▶ _Exercise requirements_: In the data below, find the line containing "Extract the structured"; reproduce that line and all subsequent lines exactly, and nothing else.

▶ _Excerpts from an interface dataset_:

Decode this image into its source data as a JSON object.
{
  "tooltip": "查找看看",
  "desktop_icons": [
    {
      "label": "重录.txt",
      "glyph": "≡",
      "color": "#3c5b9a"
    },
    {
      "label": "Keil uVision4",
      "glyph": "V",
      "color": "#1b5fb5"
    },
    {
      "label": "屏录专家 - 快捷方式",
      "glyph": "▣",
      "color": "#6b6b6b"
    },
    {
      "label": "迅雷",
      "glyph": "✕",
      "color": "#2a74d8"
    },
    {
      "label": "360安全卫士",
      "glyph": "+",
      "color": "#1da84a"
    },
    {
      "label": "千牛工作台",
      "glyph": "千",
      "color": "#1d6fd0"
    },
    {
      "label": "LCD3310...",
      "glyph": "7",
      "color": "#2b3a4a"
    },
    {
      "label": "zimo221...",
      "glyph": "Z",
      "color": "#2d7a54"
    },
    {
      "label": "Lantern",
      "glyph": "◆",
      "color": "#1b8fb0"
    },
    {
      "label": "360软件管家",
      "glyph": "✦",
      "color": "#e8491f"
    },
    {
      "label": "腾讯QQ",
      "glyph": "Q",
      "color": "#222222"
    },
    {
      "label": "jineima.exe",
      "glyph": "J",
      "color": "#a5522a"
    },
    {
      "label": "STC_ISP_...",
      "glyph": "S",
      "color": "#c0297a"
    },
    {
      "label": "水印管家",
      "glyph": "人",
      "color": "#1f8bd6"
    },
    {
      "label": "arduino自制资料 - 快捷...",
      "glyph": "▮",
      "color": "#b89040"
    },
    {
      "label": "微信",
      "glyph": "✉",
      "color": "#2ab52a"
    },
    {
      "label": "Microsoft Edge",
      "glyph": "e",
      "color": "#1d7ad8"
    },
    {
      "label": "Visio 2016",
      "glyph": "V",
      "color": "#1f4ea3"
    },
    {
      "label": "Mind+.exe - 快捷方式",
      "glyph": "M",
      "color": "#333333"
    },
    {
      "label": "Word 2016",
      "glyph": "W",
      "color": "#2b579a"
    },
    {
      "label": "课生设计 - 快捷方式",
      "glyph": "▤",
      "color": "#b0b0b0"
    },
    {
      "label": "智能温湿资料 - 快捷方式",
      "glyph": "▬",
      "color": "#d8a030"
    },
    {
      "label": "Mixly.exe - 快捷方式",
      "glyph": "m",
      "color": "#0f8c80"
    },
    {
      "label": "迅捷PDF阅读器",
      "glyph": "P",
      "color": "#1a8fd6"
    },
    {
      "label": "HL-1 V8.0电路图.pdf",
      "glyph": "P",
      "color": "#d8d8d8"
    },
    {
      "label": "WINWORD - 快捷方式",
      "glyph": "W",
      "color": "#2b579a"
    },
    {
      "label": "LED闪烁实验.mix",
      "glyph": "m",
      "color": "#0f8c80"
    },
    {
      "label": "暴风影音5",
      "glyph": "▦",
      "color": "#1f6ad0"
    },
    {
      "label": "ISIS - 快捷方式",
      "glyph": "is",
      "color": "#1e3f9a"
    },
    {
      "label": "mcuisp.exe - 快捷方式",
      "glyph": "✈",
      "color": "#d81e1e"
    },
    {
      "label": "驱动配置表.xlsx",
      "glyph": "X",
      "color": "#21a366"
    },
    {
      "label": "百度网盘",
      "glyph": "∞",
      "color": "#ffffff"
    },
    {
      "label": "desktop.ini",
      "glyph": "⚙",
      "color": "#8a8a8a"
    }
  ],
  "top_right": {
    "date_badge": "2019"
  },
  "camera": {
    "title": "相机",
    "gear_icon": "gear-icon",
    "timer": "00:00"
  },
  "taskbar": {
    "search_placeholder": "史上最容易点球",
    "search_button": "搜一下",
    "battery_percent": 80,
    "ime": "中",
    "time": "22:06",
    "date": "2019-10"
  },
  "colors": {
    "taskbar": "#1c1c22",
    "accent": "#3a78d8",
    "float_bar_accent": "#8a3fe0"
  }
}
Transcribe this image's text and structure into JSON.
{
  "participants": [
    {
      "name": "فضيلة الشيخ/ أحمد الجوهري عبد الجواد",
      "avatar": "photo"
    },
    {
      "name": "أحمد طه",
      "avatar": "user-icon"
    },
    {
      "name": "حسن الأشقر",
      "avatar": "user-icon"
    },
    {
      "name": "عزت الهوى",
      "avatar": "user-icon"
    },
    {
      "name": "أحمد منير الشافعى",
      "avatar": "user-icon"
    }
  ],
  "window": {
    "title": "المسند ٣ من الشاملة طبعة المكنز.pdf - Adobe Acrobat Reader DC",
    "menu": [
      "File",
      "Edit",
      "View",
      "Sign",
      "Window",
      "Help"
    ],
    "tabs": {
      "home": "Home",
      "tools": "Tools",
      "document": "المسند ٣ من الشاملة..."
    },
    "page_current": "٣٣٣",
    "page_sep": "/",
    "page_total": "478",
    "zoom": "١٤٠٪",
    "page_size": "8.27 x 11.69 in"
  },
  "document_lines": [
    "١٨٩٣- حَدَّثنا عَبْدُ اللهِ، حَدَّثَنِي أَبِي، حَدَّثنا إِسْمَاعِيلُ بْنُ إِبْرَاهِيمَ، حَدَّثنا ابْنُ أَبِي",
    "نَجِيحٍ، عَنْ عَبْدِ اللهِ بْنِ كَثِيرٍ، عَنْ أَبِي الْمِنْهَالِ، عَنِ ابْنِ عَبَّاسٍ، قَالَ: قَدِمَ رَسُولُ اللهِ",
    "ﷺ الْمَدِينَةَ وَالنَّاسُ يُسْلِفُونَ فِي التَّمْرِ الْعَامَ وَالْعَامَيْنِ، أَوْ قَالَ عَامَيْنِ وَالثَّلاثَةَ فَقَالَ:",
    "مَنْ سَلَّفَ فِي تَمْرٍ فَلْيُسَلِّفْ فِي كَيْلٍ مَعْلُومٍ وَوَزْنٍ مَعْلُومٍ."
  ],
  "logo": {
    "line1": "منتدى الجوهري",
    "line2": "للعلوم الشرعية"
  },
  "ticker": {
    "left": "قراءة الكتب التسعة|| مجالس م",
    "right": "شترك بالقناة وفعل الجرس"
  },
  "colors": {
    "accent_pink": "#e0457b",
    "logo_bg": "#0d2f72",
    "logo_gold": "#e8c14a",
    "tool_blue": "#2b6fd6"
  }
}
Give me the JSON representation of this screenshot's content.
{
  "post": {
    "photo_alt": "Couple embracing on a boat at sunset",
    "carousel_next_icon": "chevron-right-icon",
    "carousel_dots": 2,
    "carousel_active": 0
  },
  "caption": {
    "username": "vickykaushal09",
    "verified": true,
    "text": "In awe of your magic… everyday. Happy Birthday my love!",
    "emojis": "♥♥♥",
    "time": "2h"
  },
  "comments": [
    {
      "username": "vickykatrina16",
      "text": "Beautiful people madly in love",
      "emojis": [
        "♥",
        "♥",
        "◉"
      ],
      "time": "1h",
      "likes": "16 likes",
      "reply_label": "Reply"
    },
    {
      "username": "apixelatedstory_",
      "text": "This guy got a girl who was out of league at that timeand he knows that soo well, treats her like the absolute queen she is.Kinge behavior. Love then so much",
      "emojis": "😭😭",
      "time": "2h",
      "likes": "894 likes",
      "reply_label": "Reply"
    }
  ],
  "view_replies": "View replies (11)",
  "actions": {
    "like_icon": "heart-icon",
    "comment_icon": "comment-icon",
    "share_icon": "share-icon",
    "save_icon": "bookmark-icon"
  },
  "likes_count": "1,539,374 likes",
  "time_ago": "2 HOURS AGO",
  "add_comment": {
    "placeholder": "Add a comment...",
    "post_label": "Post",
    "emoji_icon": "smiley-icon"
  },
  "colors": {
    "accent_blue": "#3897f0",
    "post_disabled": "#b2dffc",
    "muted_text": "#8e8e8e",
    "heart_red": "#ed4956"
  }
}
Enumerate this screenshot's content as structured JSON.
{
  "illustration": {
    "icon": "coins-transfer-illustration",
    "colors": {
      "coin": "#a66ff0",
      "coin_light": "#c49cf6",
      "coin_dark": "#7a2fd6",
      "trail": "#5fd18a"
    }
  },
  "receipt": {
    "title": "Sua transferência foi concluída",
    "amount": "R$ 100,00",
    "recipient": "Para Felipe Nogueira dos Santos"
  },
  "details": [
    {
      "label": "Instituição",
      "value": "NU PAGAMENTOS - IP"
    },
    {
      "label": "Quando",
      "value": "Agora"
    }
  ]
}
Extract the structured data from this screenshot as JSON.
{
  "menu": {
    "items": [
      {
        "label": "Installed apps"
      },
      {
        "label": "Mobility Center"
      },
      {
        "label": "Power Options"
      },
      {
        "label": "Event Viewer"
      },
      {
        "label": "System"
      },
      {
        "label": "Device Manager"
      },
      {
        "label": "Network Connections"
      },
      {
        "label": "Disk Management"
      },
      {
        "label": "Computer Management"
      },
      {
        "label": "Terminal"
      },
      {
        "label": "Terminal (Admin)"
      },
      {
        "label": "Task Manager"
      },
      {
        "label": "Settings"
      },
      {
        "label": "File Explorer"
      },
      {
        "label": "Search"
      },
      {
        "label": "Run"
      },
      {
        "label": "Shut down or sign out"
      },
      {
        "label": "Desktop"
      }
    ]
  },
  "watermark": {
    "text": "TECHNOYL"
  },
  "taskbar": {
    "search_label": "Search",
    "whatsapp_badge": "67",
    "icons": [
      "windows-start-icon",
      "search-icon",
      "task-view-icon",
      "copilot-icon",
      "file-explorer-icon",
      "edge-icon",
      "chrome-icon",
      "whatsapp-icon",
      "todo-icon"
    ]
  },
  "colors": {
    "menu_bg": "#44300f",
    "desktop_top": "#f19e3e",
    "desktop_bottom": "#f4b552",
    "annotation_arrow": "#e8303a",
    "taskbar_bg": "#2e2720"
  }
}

▶ _Exercise output_:
Extract the structured data from this screenshot as JSON.
{
  "menu": {
    "items": [
      {
        "label": "Installed apps"
      },
      {
        "label": "Mobility Center"
      },
      {
        "label": "Power Options"
      },
      {
        "label": "Event Viewer"
      },
      {
        "label": "System"
      },
      {
        "label": "Device Manager"
      },
      {
        "label": "Network Connections"
      },
      {
        "label": "Disk Management"
      },
      {
        "label": "Computer Management"
      },
      {
        "label": "Terminal"
      },
      {
        "label": "Terminal (Admin)"
      },
      {
        "label": "Task Manager"
      },
      {
        "label": "Settings"
      },
      {
        "label": "File Explorer"
      },
      {
        "label": "Search"
      },
      {
        "label": "Run"
      },
      {
        "label": "Shut down or sign out"
      },
      {
        "label": "Desktop"
      }
    ]
  },
  "watermark": {
    "text": "TECHNOYL"
  },
  "taskbar": {
    "search_label": "Search",
    "whatsapp_badge": "67",
    "icons": [
      "windows-start-icon",
      "search-icon",
      "task-view-icon",
      "copilot-icon",
      "file-explorer-icon",
      "edge-icon",
      "chrome-icon",
      "whatsapp-icon",
      "todo-icon"
    ]
  },
  "colors": {
    "menu_bg": "#44300f",
    "desktop_top": "#f19e3e",
    "desktop_bottom": "#f4b552",
    "annotation_arrow": "#e8303a",
    "taskbar_bg": "#2e2720"
  }
}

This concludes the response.